One of the worst insults you can throw at a risk practitioner is that you are merely a “checklist designer”. Chapter 6 of my book Risky Business: How Successful Organisations Embrace Uncertainty is titled Designing Success. When I run the RMIA’s Enterprise Risk Management program we discuss the level of maturity of the organisations that participants work in using the scale from “compliance” to “leadership” as I described in this recent blog. And then we discuss the level of influence a practitioner has in organisations at various levels of maturity. And the lowest level of influence is in organisations that treat risk as a compliance activity which makes the risk team simply “checklist designers”.
One step up are organisations that require risk to provide “comfort” to the audit and risk committee or the board or a regulator. The risk team is then seen as “framework designers”. Look no further than these quotes from the APRA report into the culture in CBA to reinforce the perceptions of some risk teams as checklist or framework designers:
“… over 100 respondents expressed the sentiment that risk management activities are ‘onerous’, ‘complex’, ‘time consuming’, and ‘really achieves very little other than as a form filling exercise.’”
“The risk function was also described as focusing on policy writing and correctness of frameworks over implementation and engagement with the business.”

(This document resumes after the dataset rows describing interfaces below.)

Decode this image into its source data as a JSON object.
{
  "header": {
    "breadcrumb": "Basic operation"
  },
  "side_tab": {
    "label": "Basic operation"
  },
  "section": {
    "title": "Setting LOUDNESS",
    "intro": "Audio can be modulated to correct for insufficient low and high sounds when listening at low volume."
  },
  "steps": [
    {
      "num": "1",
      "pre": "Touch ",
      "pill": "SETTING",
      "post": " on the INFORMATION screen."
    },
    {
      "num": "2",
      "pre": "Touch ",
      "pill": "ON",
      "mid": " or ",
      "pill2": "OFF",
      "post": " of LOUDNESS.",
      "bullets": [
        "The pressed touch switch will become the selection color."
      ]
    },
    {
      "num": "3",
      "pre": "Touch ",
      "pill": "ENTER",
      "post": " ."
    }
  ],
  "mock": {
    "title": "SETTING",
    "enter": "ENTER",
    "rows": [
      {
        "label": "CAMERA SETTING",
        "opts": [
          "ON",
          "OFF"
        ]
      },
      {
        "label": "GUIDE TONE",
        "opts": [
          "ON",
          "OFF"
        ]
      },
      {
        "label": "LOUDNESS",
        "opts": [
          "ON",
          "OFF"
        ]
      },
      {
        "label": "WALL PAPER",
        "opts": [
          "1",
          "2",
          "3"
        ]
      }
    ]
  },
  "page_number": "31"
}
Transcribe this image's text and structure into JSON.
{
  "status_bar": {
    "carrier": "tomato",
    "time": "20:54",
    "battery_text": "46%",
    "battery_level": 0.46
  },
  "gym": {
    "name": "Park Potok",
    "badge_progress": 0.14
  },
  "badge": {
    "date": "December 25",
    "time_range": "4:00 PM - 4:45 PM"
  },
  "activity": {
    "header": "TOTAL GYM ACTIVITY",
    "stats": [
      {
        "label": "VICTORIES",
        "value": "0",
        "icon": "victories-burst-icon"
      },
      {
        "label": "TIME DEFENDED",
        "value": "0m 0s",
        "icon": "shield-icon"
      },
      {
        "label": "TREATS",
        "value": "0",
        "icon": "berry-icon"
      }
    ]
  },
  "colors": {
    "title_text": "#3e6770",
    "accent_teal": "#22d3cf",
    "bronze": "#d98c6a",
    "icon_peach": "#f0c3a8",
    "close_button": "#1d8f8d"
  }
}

Ironically, framework design is critical to growing a strong risk culture. The problem is that many, many designs are overly complex, overly onerous and overly long! If you want to design a great framework, grab a copy of my book and come to the next RMIA ERM course!